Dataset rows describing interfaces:
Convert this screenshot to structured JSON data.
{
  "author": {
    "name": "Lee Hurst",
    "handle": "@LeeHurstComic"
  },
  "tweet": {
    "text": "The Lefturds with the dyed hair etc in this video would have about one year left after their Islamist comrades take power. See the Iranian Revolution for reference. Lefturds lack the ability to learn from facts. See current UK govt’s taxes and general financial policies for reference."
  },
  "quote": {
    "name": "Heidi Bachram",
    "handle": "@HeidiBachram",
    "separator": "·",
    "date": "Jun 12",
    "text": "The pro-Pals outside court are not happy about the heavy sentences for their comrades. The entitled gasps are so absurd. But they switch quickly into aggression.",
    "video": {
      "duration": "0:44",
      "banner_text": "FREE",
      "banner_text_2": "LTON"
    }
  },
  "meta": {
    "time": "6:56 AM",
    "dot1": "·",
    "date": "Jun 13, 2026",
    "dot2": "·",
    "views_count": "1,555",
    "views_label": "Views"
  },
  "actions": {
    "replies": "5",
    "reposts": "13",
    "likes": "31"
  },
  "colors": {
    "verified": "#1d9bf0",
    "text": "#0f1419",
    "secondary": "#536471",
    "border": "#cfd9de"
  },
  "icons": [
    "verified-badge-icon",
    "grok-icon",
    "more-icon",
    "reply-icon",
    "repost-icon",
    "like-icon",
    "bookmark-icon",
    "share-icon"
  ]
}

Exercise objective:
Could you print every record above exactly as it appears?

The completed task:
Convert this screenshot to structured JSON data.
{
  "author": {
    "name": "Lee Hurst",
    "handle": "@LeeHurstComic"
  },
  "tweet": {
    "text": "The Lefturds with the dyed hair etc in this video would have about one year left after their Islamist comrades take power. See the Iranian Revolution for reference. Lefturds lack the ability to learn from facts. See current UK govt’s taxes and general financial policies for reference."
  },
  "quote": {
    "name": "Heidi Bachram",
    "handle": "@HeidiBachram",
    "separator": "·",
    "date": "Jun 12",
    "text": "The pro-Pals outside court are not happy about the heavy sentences for their comrades. The entitled gasps are so absurd. But they switch quickly into aggression.",
    "video": {
      "duration": "0:44",
      "banner_text": "FREE",
      "banner_text_2": "LTON"
    }
  },
  "meta": {
    "time": "6:56 AM",
    "dot1": "·",
    "date": "Jun 13, 2026",
    "dot2": "·",
    "views_count": "1,555",
    "views_label": "Views"
  },
  "actions": {
    "replies": "5",
    "reposts": "13",
    "likes": "31"
  },
  "colors": {
    "verified": "#1d9bf0",
    "text": "#0f1419",
    "secondary": "#536471",
    "border": "#cfd9de"
  },
  "icons": [
    "verified-badge-icon",
    "grok-icon",
    "more-icon",
    "reply-icon",
    "repost-icon",
    "like-icon",
    "bookmark-icon",
    "share-icon"
  ]
}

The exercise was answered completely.